If anyone wants to check the farm out ahead of time let me know. It is an early stage (3rd year) permaculture, regenerative farm.
Contact (at) RegenFarms.com
For this years sheet mulch potato plot I picked a weedy area where nothing had been previously been grown.
why sheet mulch potatos? Because when it is time to pick your new potatos they will be easy to pick since they will all be on top of the cardboard.
Lay out your cardboard.
I then sprayed it with water.
Add soil or in my case OMRI listed organic potting soil (price was right)
Add your seed potatos to the soil, cover them with soil.
Water the soil.
Add some mulch over the soil – you want to make sure your new growing potatos never get sunlight as they will turn green and be toxic. You may need to add more soil as the potatos grow. I used pine needs for mulch since I had access to some and they stay put when the wind blows.
If you cut your potatos you need to let them dry a day or two until the cut areas dry. In wet area you may need to dust them with maybe sulfur.
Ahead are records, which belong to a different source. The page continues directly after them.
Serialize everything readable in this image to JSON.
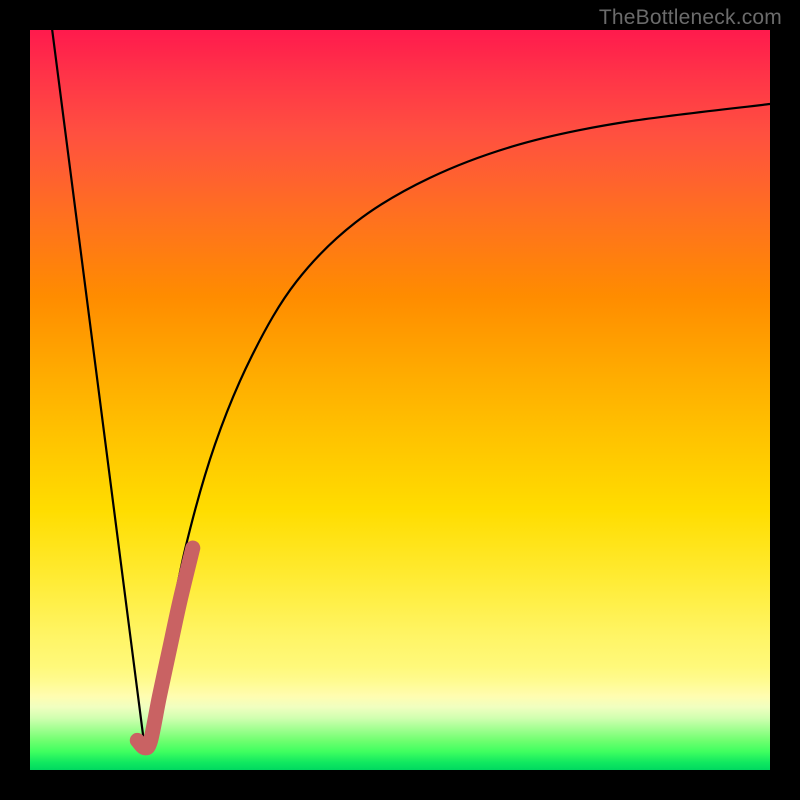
{
  "watermark": "TheBottleneck.com",
  "colors": {
    "frame": "#000000",
    "curve": "#000000",
    "highlight": "#c96263",
    "gradient_top": "#ff1a4d",
    "gradient_mid": "#ffdd00",
    "gradient_bottom": "#00d860"
  },
  "chart_data": {
    "type": "line",
    "title": "",
    "xlabel": "",
    "ylabel": "",
    "xlim": [
      0,
      100
    ],
    "ylim": [
      0,
      100
    ],
    "legend": false,
    "grid": false,
    "series": [
      {
        "name": "left-linear-drop",
        "x": [
          3,
          15.5
        ],
        "values": [
          100,
          3
        ]
      },
      {
        "name": "right-asymptote",
        "x": [
          15.5,
          18,
          21,
          25,
          30,
          36,
          44,
          54,
          66,
          80,
          100
        ],
        "values": [
          3,
          15,
          30,
          44,
          56,
          66,
          74,
          80,
          84.5,
          87.5,
          90
        ]
      },
      {
        "name": "highlight-segment",
        "x": [
          14.5,
          15.5,
          16.3,
          17.5,
          19,
          20.3,
          22
        ],
        "values": [
          4,
          3,
          4,
          10,
          17,
          23,
          30
        ]
      }
    ],
    "annotations": []
  }
}
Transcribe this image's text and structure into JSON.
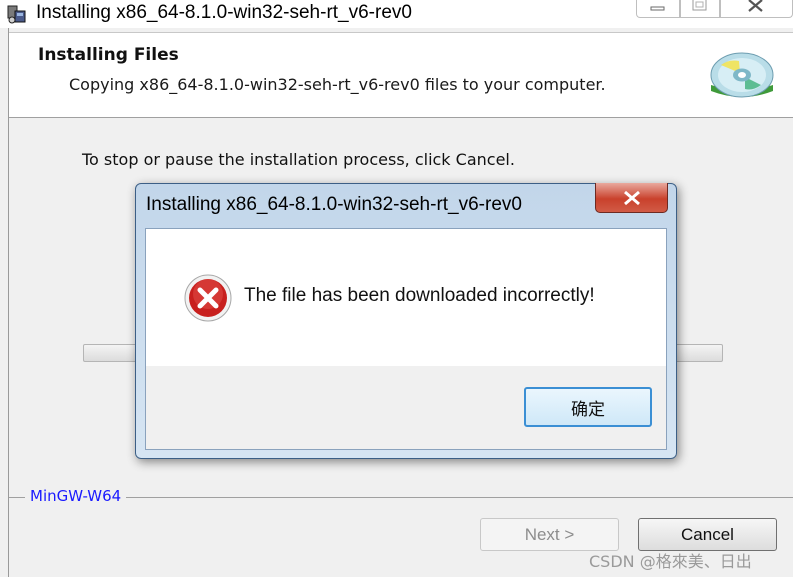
{
  "window": {
    "title": "Installing x86_64-8.1.0-win32-seh-rt_v6-rev0",
    "controls": {
      "minimize_icon": "minimize-icon",
      "maximize_icon": "maximize-icon",
      "close_icon": "close-icon"
    }
  },
  "header": {
    "title": "Installing Files",
    "subtitle": "Copying x86_64-8.1.0-win32-seh-rt_v6-rev0 files to your computer.",
    "icon": "cd-disc-icon"
  },
  "main": {
    "instruction": "To stop or pause the installation process, click Cancel.",
    "progress": 0
  },
  "footer": {
    "brand": "MinGW-W64",
    "next_label": "Next >",
    "cancel_label": "Cancel"
  },
  "dialog": {
    "title": "Installing x86_64-8.1.0-win32-seh-rt_v6-rev0",
    "message": "The file has been downloaded incorrectly!",
    "icon": "error-icon",
    "ok_label": "确定"
  },
  "watermark": "CSDN @格來美、日出",
  "colors": {
    "brand_text": "#1a1aff",
    "dialog_frame": "#c2d6ea",
    "close_button": "#c9412c",
    "error_red": "#c8201e",
    "ok_focus": "#3b8fd4"
  }
}
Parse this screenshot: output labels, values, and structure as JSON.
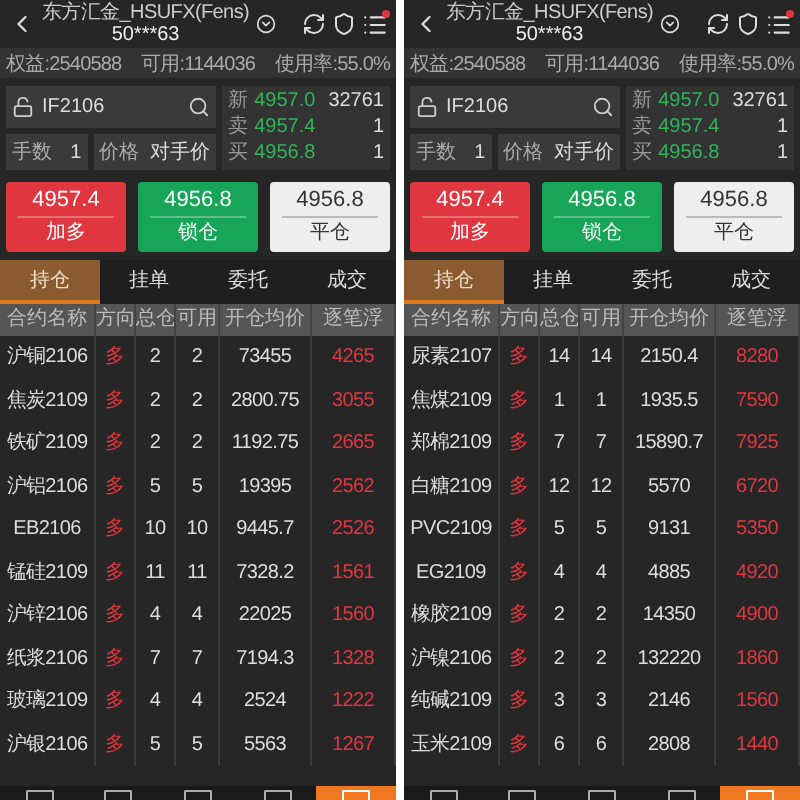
{
  "panels": [
    {
      "header": {
        "broker": "东方汇金_HSUFX(Fens)",
        "account": "50***63"
      },
      "summary": [
        "权益:2540588",
        "可用:1144036",
        "使用率:55.0%"
      ],
      "order": {
        "symbol": "IF2106",
        "qty_label": "手数",
        "qty": "1",
        "price_label": "价格",
        "price_mode": "对手价"
      },
      "quote": [
        {
          "label": "新",
          "price": "4957.0",
          "volume": "32761"
        },
        {
          "label": "卖",
          "price": "4957.4",
          "volume": "1"
        },
        {
          "label": "买",
          "price": "4956.8",
          "volume": "1"
        }
      ],
      "buttons": [
        {
          "kind": "buy",
          "price": "4957.4",
          "label": "加多"
        },
        {
          "kind": "sell",
          "price": "4956.8",
          "label": "锁仓"
        },
        {
          "kind": "close",
          "price": "4956.8",
          "label": "平仓"
        }
      ],
      "tabs": [
        {
          "label": "持仓",
          "selected": true
        },
        {
          "label": "挂单",
          "selected": false
        },
        {
          "label": "委托",
          "selected": false
        },
        {
          "label": "成交",
          "selected": false
        }
      ],
      "columns": [
        "合约名称",
        "方向",
        "总仓",
        "可用",
        "开仓均价",
        "逐笔浮"
      ],
      "rows": [
        {
          "name": "沪铜2106",
          "direction": "多",
          "total": "2",
          "available": "2",
          "avg_price": "73455",
          "column_6": "4265"
        },
        {
          "name": "焦炭2109",
          "direction": "多",
          "total": "2",
          "available": "2",
          "avg_price": "2800.75",
          "column_6": "3055"
        },
        {
          "name": "铁矿2109",
          "direction": "多",
          "total": "2",
          "available": "2",
          "avg_price": "1192.75",
          "column_6": "2665"
        },
        {
          "name": "沪铝2106",
          "direction": "多",
          "total": "5",
          "available": "5",
          "avg_price": "19395",
          "column_6": "2562"
        },
        {
          "name": "EB2106",
          "direction": "多",
          "total": "10",
          "available": "10",
          "avg_price": "9445.7",
          "column_6": "2526"
        },
        {
          "name": "锰硅2109",
          "direction": "多",
          "total": "11",
          "available": "11",
          "avg_price": "7328.2",
          "column_6": "1561"
        },
        {
          "name": "沪锌2106",
          "direction": "多",
          "total": "4",
          "available": "4",
          "avg_price": "22025",
          "column_6": "1560"
        },
        {
          "name": "纸浆2106",
          "direction": "多",
          "total": "7",
          "available": "7",
          "avg_price": "7194.3",
          "column_6": "1328"
        },
        {
          "name": "玻璃2109",
          "direction": "多",
          "total": "4",
          "available": "4",
          "avg_price": "2524",
          "column_6": "1222"
        },
        {
          "name": "沪银2106",
          "direction": "多",
          "total": "5",
          "available": "5",
          "avg_price": "5563",
          "column_6": "1267"
        }
      ],
      "bottom_tabs": [
        {
          "selected": false
        },
        {
          "selected": false
        },
        {
          "selected": false
        },
        {
          "selected": false
        },
        {
          "selected": true
        }
      ]
    },
    {
      "header": {
        "broker": "东方汇金_HSUFX(Fens)",
        "account": "50***63"
      },
      "summary": [
        "权益:2540588",
        "可用:1144036",
        "使用率:55.0%"
      ],
      "order": {
        "symbol": "IF2106",
        "qty_label": "手数",
        "qty": "1",
        "price_label": "价格",
        "price_mode": "对手价"
      },
      "quote": [
        {
          "label": "新",
          "price": "4957.0",
          "volume": "32761"
        },
        {
          "label": "卖",
          "price": "4957.4",
          "volume": "1"
        },
        {
          "label": "买",
          "price": "4956.8",
          "volume": "1"
        }
      ],
      "buttons": [
        {
          "kind": "buy",
          "price": "4957.4",
          "label": "加多"
        },
        {
          "kind": "sell",
          "price": "4956.8",
          "label": "锁仓"
        },
        {
          "kind": "close",
          "price": "4956.8",
          "label": "平仓"
        }
      ],
      "tabs": [
        {
          "label": "持仓",
          "selected": true
        },
        {
          "label": "挂单",
          "selected": false
        },
        {
          "label": "委托",
          "selected": false
        },
        {
          "label": "成交",
          "selected": false
        }
      ],
      "columns": [
        "合约名称",
        "方向",
        "总仓",
        "可用",
        "开仓均价",
        "逐笔浮"
      ],
      "rows": [
        {
          "name": "尿素2107",
          "direction": "多",
          "total": "14",
          "available": "14",
          "avg_price": "2150.4",
          "column_6": "8280"
        },
        {
          "name": "焦煤2109",
          "direction": "多",
          "total": "1",
          "available": "1",
          "avg_price": "1935.5",
          "column_6": "7590"
        },
        {
          "name": "郑棉2109",
          "direction": "多",
          "total": "7",
          "available": "7",
          "avg_price": "15890.7",
          "column_6": "7925"
        },
        {
          "name": "白糖2109",
          "direction": "多",
          "total": "12",
          "available": "12",
          "avg_price": "5570",
          "column_6": "6720"
        },
        {
          "name": "PVC2109",
          "direction": "多",
          "total": "5",
          "available": "5",
          "avg_price": "9131",
          "column_6": "5350"
        },
        {
          "name": "EG2109",
          "direction": "多",
          "total": "4",
          "available": "4",
          "avg_price": "4885",
          "column_6": "4920"
        },
        {
          "name": "橡胶2109",
          "direction": "多",
          "total": "2",
          "available": "2",
          "avg_price": "14350",
          "column_6": "4900"
        },
        {
          "name": "沪镍2106",
          "direction": "多",
          "total": "2",
          "available": "2",
          "avg_price": "132220",
          "column_6": "1860"
        },
        {
          "name": "纯碱2109",
          "direction": "多",
          "total": "3",
          "available": "3",
          "avg_price": "2146",
          "column_6": "1560"
        },
        {
          "name": "玉米2109",
          "direction": "多",
          "total": "6",
          "available": "6",
          "avg_price": "2808",
          "column_6": "1440"
        }
      ],
      "bottom_tabs": [
        {
          "selected": false
        },
        {
          "selected": false
        },
        {
          "selected": false
        },
        {
          "selected": false
        },
        {
          "selected": true
        }
      ]
    }
  ]
}
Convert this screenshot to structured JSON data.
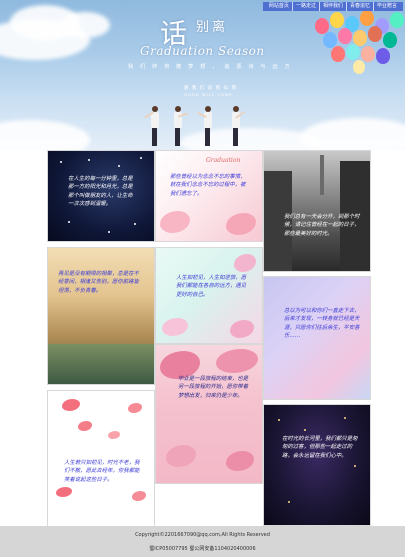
{
  "nav": {
    "items": [
      "网站首页",
      "一路走过",
      "相伴我们",
      "青春追忆",
      "毕业赠言"
    ]
  },
  "banner": {
    "title_big": "话",
    "title_small": "别离",
    "title_en": "Graduation Season",
    "slogan": "我 们 终 将 散 梦 想 ， 追 逐 诗 与 远 方",
    "sub_cn": "愿 我 们 前 程 似 锦",
    "sub_en": "GOOD  WILL  COME"
  },
  "cards": [
    {
      "id": "c1",
      "text": "在人生的每一分钟里，总是那一方的阳光和月光，总是那个叫做朋友的人，让生命一次次感到温暖。",
      "color": "#ffffff"
    },
    {
      "id": "c2",
      "text": "那些曾经以为念念不忘的事情，就在我们念念不忘的过程中，被我们遗忘了。",
      "color": "#3a3ad6",
      "tag": "Graduation"
    },
    {
      "id": "c3",
      "text": "我们总有一天会分开，到那个时候，请记住曾经在一起的日子，那些最美好的时光。",
      "color": "#ffffff"
    },
    {
      "id": "c4",
      "text": "再见是没有期限的相聚，总是在不经意间，相逢又告别，愿你前路皆坦荡，不负青春。",
      "color": "#3a3ad6"
    },
    {
      "id": "c5",
      "text": "人生如初见，人生如逆旅，愿我们都能在各自的远方，遇见更好的自己。",
      "color": "#3a3ad6"
    },
    {
      "id": "c6",
      "text": "总以为可以和你们一直走下去，后来才发现，一转身就已经是天涯，只愿你们往后余生，平安喜乐……",
      "color": "#3a3ad6"
    },
    {
      "id": "c7",
      "text": "毕业是一段旅程的结束，也是另一段旅程的开始，愿你带着梦想出发，归来仍是少年。",
      "color": "#2a2a8a"
    },
    {
      "id": "c8",
      "text": "人生若只如初见，时光不老，我们不散，愿此去经年，你我都能笑着说起这些日子。",
      "color": "#3a3ad6"
    },
    {
      "id": "c9",
      "text": "在时光的长河里，我们都只是匆匆的过客，但那些一起走过的路，会永远留在我们心中。",
      "color": "#ffffff"
    }
  ],
  "footer": {
    "copyright": "Copyright©2201667090@qq.com,All Rights Reserved",
    "icp": "蜀ICP05007795 蜀公网安备1104020400006"
  },
  "colors": {
    "nav_bg": "#4f6fd1",
    "card_text_blue": "#3a3ad6",
    "footer_bg": "#d6d6d6"
  }
}
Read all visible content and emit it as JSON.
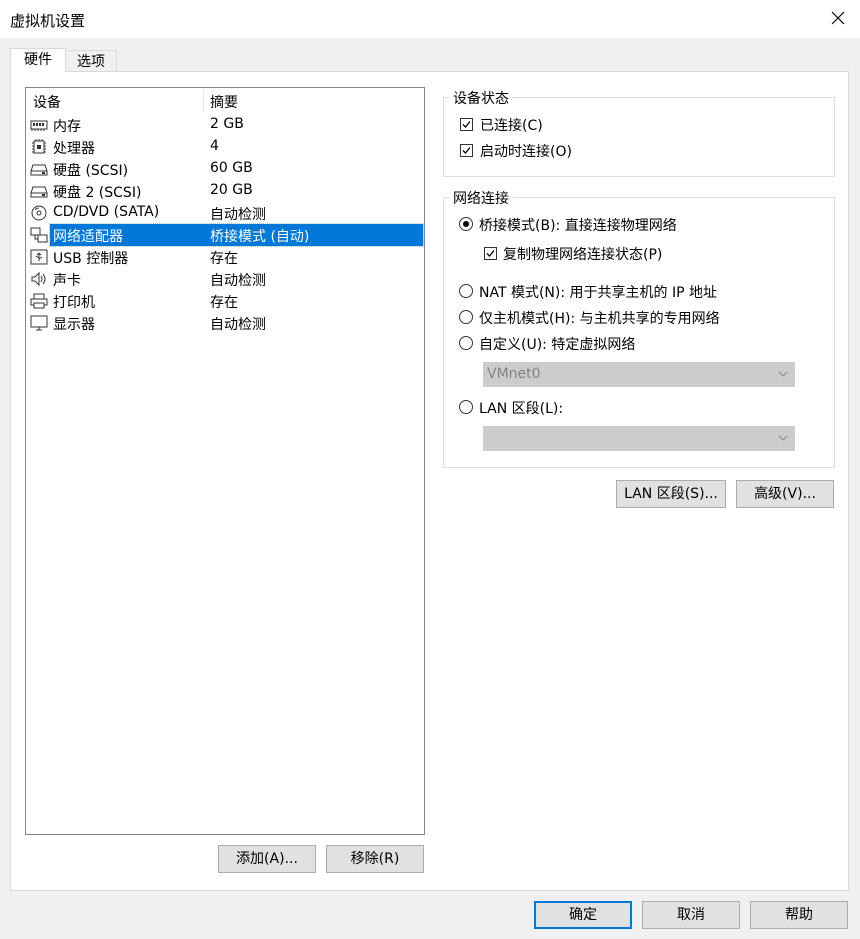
{
  "window": {
    "title": "虚拟机设置"
  },
  "tabs": [
    {
      "label": "硬件",
      "active": true
    },
    {
      "label": "选项",
      "active": false
    }
  ],
  "device_list": {
    "columns": [
      "设备",
      "摘要"
    ],
    "rows": [
      {
        "name": "内存",
        "summary": "2 GB",
        "icon": "memory-icon"
      },
      {
        "name": "处理器",
        "summary": "4",
        "icon": "processor-icon"
      },
      {
        "name": "硬盘 (SCSI)",
        "summary": "60 GB",
        "icon": "hard-disk-icon"
      },
      {
        "name": "硬盘 2 (SCSI)",
        "summary": "20 GB",
        "icon": "hard-disk-icon"
      },
      {
        "name": "CD/DVD (SATA)",
        "summary": "自动检测",
        "icon": "cd-dvd-icon"
      },
      {
        "name": "网络适配器",
        "summary": "桥接模式 (自动)",
        "icon": "network-adapter-icon",
        "selected": true
      },
      {
        "name": "USB 控制器",
        "summary": "存在",
        "icon": "usb-icon"
      },
      {
        "name": "声卡",
        "summary": "自动检测",
        "icon": "sound-card-icon"
      },
      {
        "name": "打印机",
        "summary": "存在",
        "icon": "printer-icon"
      },
      {
        "name": "显示器",
        "summary": "自动检测",
        "icon": "display-icon"
      }
    ]
  },
  "list_buttons": {
    "add": "添加(A)...",
    "remove": "移除(R)"
  },
  "device_status": {
    "title": "设备状态",
    "connected": {
      "label": "已连接(C)",
      "checked": true
    },
    "connect_at_power_on": {
      "label": "启动时连接(O)",
      "checked": true
    }
  },
  "network": {
    "title": "网络连接",
    "bridged": {
      "label": "桥接模式(B): 直接连接物理网络",
      "selected": true
    },
    "replicate": {
      "label": "复制物理网络连接状态(P)",
      "checked": true
    },
    "nat": {
      "label": "NAT 模式(N): 用于共享主机的 IP 地址",
      "selected": false
    },
    "host_only": {
      "label": "仅主机模式(H): 与主机共享的专用网络",
      "selected": false
    },
    "custom": {
      "label": "自定义(U): 特定虚拟网络",
      "selected": false,
      "value": "VMnet0"
    },
    "lan_segment": {
      "label": "LAN 区段(L):",
      "selected": false,
      "value": ""
    }
  },
  "network_buttons": {
    "lan_segments": "LAN 区段(S)...",
    "advanced": "高级(V)..."
  },
  "dialog_buttons": {
    "ok": "确定",
    "cancel": "取消",
    "help": "帮助"
  }
}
Rooting hardwood elderberry, mulberry and black currant cuttings. Most hardwood cuttings are rooted staring in the winter. These varieties are supposed robe easy to root so I’m trying them now along with some cuttings which may not root like apple and cherry. All of the cuttings were dipped in liquid rooting hormone. Many were placed in pots the same day I got them while others were dipped in rooting hormone and then stored in the fridge for up to a week. The cuttings were then placed in pots with a mixture of peat moss and sand or only peat for the first week. Some were placed on a heat mat to help them root. 1 gallon ziplock bags were placed over them to increase the humidity around the new leaves since the plants have no roots to acquire water. These varieties have many small bumps on them and the ones I reported had pumps that were opening with white under the bark. Hopefully these are new roots!T
I feel terrible that 11 chicks died the first night we got Cornish rock chicks. I believe I over heated the chicks by using a 250 watt heat lamp bulb. We ended up with a 75 watt house bulb which can still hear the area up under it to 100 if it is low enough. I aim for 95 degrees for the first week. I knew I should have put a thermometer in the brooder to begin with. The next morning 5 were dead and others looked and ended up dying. We saved one and kept others alive with the follow
We noticed the chicks would start a death run throw their heads back, stretch out and die. If we grabbed then while they did this we would then hold them, massage them a bit while blowing air at their beaks. This kept them alive for quite a while as in over 30 minutes in some cases. The next challenge was to keep them from doing this again and dying.
We were successful in keeping one chick alive who did this several times. We used a syringe to give the chicks electrolyte infused water while we were holding them. Dropping a drip on their beaks. The healthier chicks kept drinking this water once we gave it to them. A sign they were hot a dehydrated. Another sign they were hot is they were spread out.
The final step we took with the chick that lived was to get her to start eating food. I set the chick down next to the feeder and moved the feed around with my finger for several minutes until the chick decided to eat. At that point she stayed calm and has lived for another day.
We started with 15 chicks which was well less than originally planned. This enabled me to use a smaller brooder than originally planned which in combination with the 250 watt heat bulb that TSC uses led me to assuming I should use the same bulb. I promise to not make assumptions again. I knew about using a thermometer but I didn’t. A bigger broder would have enabled the chicks to get away from the heat.
Hopefully these techniques will help you save some birds that are to hot or are dying of what I think is refered to as chick flip over death.
I plan to switch the heat source over to bulbs that produce red light or the heat stones that plug into bulb sockets sold for reptiles.
This photo was evidence to me that the birds were already to hot.